Soccer is called football in Europe and the UK. It is called soccer here and football is called, well, football. Due to some nasty letters to the editor recently, I thought I’d take it upon myself to explore this subject.

Let’s start with the names. In soccer, you can use your feet or your head to guide the ball. Because the ball is normally moved using a foot, we arrive at the term ‘football’. Pretty clever, these Europeans, eh? In Canadian or American ‘football’, you have three or four chances to move the ball, only one of which might involve using your foot. You don’t necessarily have to punt on third or fourth down. Because of the possibility you might punt, the game is called ‘football’. Huh? If you didn’t already know, there’ a whole store dedicated to soccer by the name of TIAS.

American football grew out of English style rugby, which is called rugby not football. Apparently, rugby rules were too complicated for the Americans so they changed them and added a few (?) pounds of padding to protect their precious bodies. The NFL didn’t appear on the scene until some 30 or 40 years after rugby was brought to North America and somehow rugby went from rugby to football with its chances of the ball contacting an actual foot being lowered to 25% at best.

A lot of American football fans swoon at the idea of players weighing 275 – 300 lbs. putting on all sorts of shoulder pads, hip protectors, cleats (different ones for grass and astroturf), special helmets, jocks, etc. and going out to play for 10 minutes before the other line takes over to provide offence or defence, as required.

Soccer fans swoon when their favourite player goes the distance, playing both offence and defence, of 90 minutes dressed in shorts, shin pads and a cup.

Gee, I wonder which sport is harder to play?

I admit that I am prejudiced towards soccer. Coming from a European background with a father who played semi-pro soccer, I guess it’s a no-brainer. I also played some soccer in my time and believe you me, I think I would rather have played football. At least I would have had some padding and the chance to catch my breath and recuperate while the other line was out there. Fifteen minutes of a half-time breather in soccer just didn’t do it for me.

My wife is an avid soccer fan and refers to football players as ‘girly-boys’. I try to argue with her, put she has a hell of a good point. I’ve gotten pix in my e-mail showing legs of soccer players broken with bones sticking wide out, and it hurts me just to look at them.

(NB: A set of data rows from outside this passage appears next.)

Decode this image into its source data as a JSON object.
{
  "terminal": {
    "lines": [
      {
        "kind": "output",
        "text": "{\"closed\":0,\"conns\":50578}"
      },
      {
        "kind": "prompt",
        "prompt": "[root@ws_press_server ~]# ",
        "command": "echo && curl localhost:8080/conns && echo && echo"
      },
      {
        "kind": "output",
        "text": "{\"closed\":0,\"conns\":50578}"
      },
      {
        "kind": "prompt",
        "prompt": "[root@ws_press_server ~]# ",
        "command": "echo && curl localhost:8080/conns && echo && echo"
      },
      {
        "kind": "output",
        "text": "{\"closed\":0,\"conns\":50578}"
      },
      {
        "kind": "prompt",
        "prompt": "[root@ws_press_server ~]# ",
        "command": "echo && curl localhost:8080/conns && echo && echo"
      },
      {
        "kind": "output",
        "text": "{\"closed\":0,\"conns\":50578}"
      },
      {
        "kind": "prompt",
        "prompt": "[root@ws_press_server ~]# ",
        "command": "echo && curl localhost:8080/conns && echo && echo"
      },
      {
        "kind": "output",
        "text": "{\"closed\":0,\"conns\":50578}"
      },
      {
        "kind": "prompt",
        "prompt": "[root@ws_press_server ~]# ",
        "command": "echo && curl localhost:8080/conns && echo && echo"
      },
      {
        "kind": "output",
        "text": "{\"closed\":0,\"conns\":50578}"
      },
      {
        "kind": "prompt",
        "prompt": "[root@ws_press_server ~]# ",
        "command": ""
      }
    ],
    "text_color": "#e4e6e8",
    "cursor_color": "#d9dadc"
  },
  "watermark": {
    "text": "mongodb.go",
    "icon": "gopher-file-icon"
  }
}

I retired from soccer myself after cracking three ribs. Football players go on the DL when their manicures aren’t to their liking.

How do you argue against something like that?